Exercise: Wherever the string "icon" shows up in the data below, copy the whole line.

---------- Excerpted records

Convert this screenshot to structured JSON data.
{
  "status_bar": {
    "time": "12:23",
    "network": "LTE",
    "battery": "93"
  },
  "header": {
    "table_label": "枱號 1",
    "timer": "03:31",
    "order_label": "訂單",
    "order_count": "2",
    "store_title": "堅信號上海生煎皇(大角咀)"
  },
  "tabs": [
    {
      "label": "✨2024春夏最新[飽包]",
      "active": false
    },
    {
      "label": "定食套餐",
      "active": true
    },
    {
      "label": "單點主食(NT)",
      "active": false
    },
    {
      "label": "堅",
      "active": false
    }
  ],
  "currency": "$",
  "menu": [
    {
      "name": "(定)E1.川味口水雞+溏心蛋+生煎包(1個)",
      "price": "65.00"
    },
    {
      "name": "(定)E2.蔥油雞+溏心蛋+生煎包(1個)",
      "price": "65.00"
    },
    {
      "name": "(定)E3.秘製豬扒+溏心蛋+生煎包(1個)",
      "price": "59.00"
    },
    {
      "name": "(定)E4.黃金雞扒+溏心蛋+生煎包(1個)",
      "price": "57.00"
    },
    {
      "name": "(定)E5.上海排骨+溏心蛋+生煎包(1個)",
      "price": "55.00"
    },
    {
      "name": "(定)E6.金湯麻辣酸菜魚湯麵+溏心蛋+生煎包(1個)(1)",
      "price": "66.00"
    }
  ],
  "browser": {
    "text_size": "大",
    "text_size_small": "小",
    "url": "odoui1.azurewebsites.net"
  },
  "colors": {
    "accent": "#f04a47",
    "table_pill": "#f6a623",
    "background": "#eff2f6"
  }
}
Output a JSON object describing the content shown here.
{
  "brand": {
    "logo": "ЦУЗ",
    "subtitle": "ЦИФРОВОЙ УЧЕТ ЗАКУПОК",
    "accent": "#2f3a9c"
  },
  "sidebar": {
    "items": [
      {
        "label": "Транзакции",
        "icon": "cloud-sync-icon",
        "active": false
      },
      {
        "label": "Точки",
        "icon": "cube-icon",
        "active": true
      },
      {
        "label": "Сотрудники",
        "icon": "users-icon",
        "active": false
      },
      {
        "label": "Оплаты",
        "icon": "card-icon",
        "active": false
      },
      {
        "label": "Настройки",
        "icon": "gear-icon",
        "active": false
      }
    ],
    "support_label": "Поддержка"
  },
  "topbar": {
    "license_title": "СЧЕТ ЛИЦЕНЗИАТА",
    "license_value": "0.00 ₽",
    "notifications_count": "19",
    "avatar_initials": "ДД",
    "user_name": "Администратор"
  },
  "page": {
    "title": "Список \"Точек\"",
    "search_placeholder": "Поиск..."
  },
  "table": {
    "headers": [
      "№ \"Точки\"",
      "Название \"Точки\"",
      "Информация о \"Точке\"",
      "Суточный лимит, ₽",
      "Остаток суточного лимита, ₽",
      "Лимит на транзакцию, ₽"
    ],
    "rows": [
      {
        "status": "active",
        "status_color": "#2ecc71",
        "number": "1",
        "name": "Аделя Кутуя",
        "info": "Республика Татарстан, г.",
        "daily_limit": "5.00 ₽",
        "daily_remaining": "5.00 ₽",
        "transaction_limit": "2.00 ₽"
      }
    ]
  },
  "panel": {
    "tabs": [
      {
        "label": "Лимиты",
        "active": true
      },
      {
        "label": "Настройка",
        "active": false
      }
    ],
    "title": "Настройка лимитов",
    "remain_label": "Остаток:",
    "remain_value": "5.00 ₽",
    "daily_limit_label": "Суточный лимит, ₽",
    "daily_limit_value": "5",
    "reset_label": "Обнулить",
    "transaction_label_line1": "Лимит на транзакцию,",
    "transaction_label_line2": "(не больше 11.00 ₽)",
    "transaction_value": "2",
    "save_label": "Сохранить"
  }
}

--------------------

Result for this task:
        "icon": "cloud-sync-icon",
        "icon": "cube-icon",
        "icon": "users-icon",
        "icon": "card-icon",
        "icon": "gear-icon",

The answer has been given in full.